1) Join our workshops online: you will be able to watch both workshops organised by APC WNSP with key partners web-casted live on the IGF website, and join the debate using text chat or audio. To participate remotely, go to the IGF website on the day of the event, and click on the workshop link. You will be taken directly to the page where it is webcasted: http://tinyurl.com/2u9zkla
* Workshop 1 - Sexual rights, openness and regulatory systems
When? Tuesday, September 14 (day 1), 11:30 – 13:30 (UTC+3).
This workshop will present opinions from various stakeholders on the competing rights and interests on the topic of sexual rights and openness. It will examine the values and ways different users negotiate with internet content and risks, and the impact and potential of regulatory mechanisms in the recognition and realisation of sexual rights and gender equality.
* Workshop 2 - Protecting women’s rights: Internet content from a gender perspective
When? Friday, September 17 (day 4), 11:30 - 13:30 (UTC+3).
This workshop will explore how to protect not only children, but also women from harm experienced or facilitated through the Internet, while at the same time ensuring freedom of expression and business interests. It is an important opportunity to engage various stakeholders in a discussion on content regulation, peer review mechanisms and technical solutions to protect women's rights.
You can use a time zone converter to see what hour will be in your country: http://www.timezoneconverter.com/cgi-bin/tzc.tzc
2) Twitter: Follow us on Twitter and join the conversation during IGF. Post your questions and thoughts using the hashtag #igf10 #genderit (or #genderitES for Spanish). We will raise your thoughts at sessions we attend on your behalf. All tweets will be aggregated on the GenderIT.org. GenderIT.org twitter account is @GenderITorg.
3) Blog @ Feminist Talk: You can follow our blog posts in Feminist Talk section of GenderIT.org website (http://www.genderit.org/feminist-talk) and submit your inputs or leave your comments. To submit your input you should create an account on GenderIT.org (scroll down to bottom right corner) and then go to Create Feminist Talk. You can also send it to firstname.lastname@example.org and we will post it for you . You must enter www.genderit.org, go to “Create an account” on the right side column http://www.genderit.org/es/user/register and complete the fields.
To stay informed on discussions concerning internet governance, sexuality and women's rights sign up to Gender Centred - GenderIT.org thematic bulletin: http://www.genderit.org/subscribe-bulletin
And to catch up on the GenderIT.org take on debates at previous IGFs, go to:
Please do not hesitate in getting in touch with us. Take part in a process that can make a difference.
You are also more than welcome to pass this call around.
We still have things to do!
Some food for thought:
In preparation for this year's IGF, we invite you to highlight some of the key issues on this subject concerning internet governance, sexuality and women's rights.
* How can we make sure that the internet remains a space which is valuable for asserting and expanding our sexual rights? Does privacy and anonymity matter to you?
* Do you feel safe and comfortable when searching for information concerning sexual health and pleasure? Can you serve internet anonymously? If not, why?

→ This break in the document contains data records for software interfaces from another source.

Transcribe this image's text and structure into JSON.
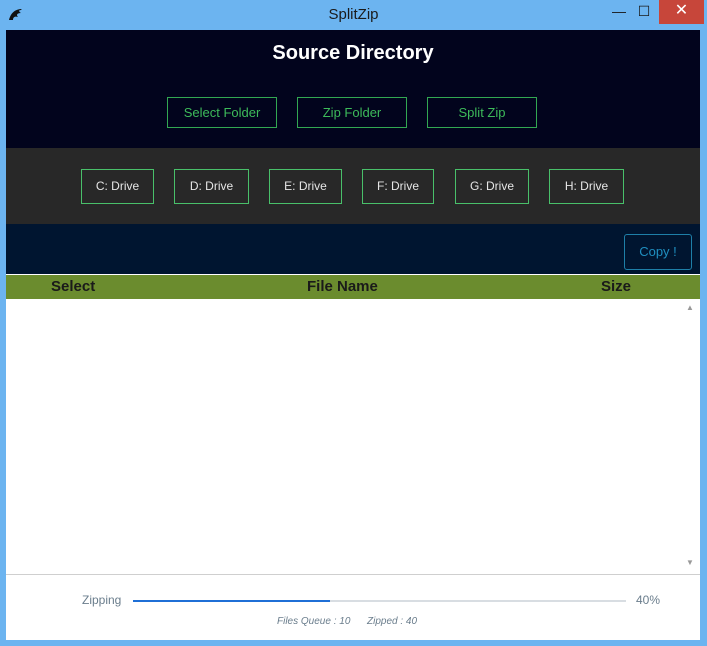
{
  "window": {
    "title": "SplitZip",
    "minimize_glyph": "—",
    "maximize_glyph": "☐",
    "close_glyph": "✕",
    "app_icon": "dragon-icon"
  },
  "source": {
    "heading": "Source Directory",
    "buttons": {
      "select_folder": "Select Folder",
      "zip_folder": "Zip Folder",
      "split_zip": "Split Zip"
    }
  },
  "drives": [
    "C: Drive",
    "D: Drive",
    "E: Drive",
    "F: Drive",
    "G: Drive",
    "H: Drive"
  ],
  "copy_button": "Copy !",
  "table": {
    "columns": [
      "Select",
      "File Name",
      "Size"
    ],
    "rows": []
  },
  "progress": {
    "label": "Zipping",
    "percent_text": "40%",
    "value": 0.4
  },
  "stats": {
    "files_queue": "Files Queue : 10",
    "zipped": "Zipped : 40"
  },
  "colors": {
    "header_bg": "#02041d",
    "drive_bg": "#282828",
    "copy_bg": "#001530",
    "table_header_bg": "#6b8c2e",
    "accent_green": "#3dbb5a",
    "progress_fill": "#1f6fd6"
  }
}
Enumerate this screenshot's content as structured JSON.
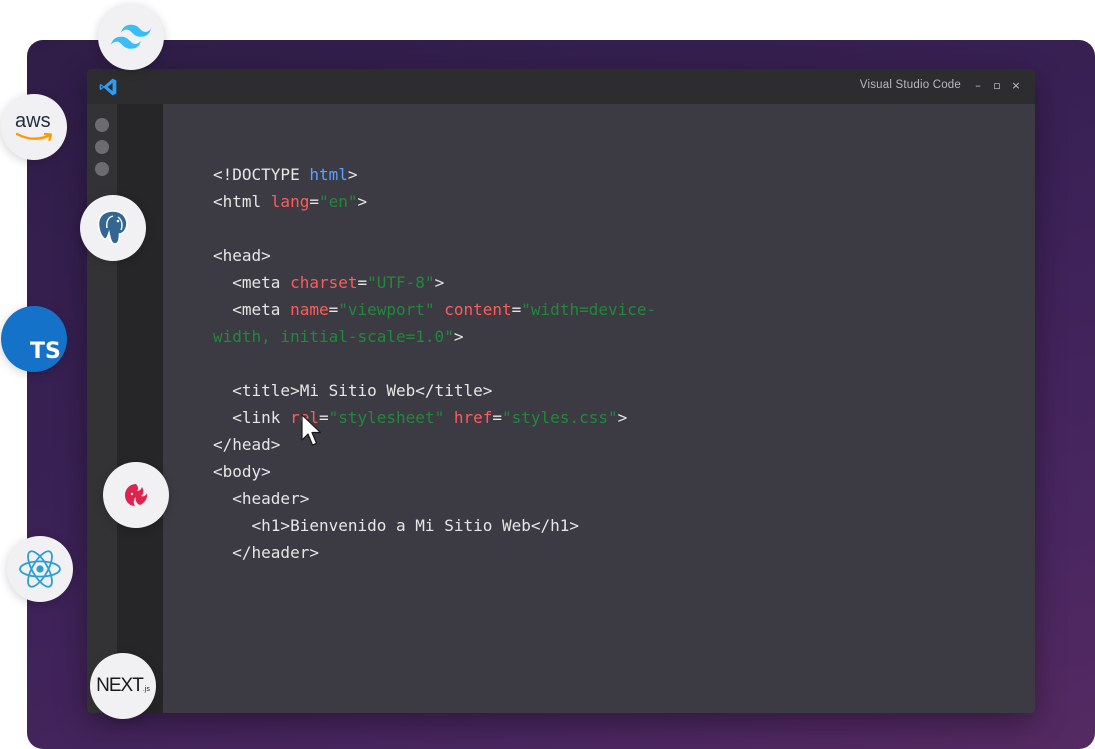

* What is problematic and objectionable about content for women's rights? Are there new things that pose a risk to women's rights (social, political, cultural and economic) or are they yet another manifestation of older/existing ones? And how do they connect the virtual and physical worlds?
* How can self-regulation work towards the protection of women's rights in terms of potentially problematic content?
* How can those who we seek to 'protect' such as children, women and other vulnerable citizens - be involved in developing policy and regulation around content regulations that are supposed to benefit them?
* Who would you like to be in position to protecting you or your children from harm in online spaces (e.g. state, internet service provider, school, parents, yourself)? How such protection should look like (e.g. content filtering, personal data protection)?
Leave your comments ,email us your response to email@example.com or tweet us your thoughts! Don't forget to add the hashtag #igf10 #genderIT to your tweets.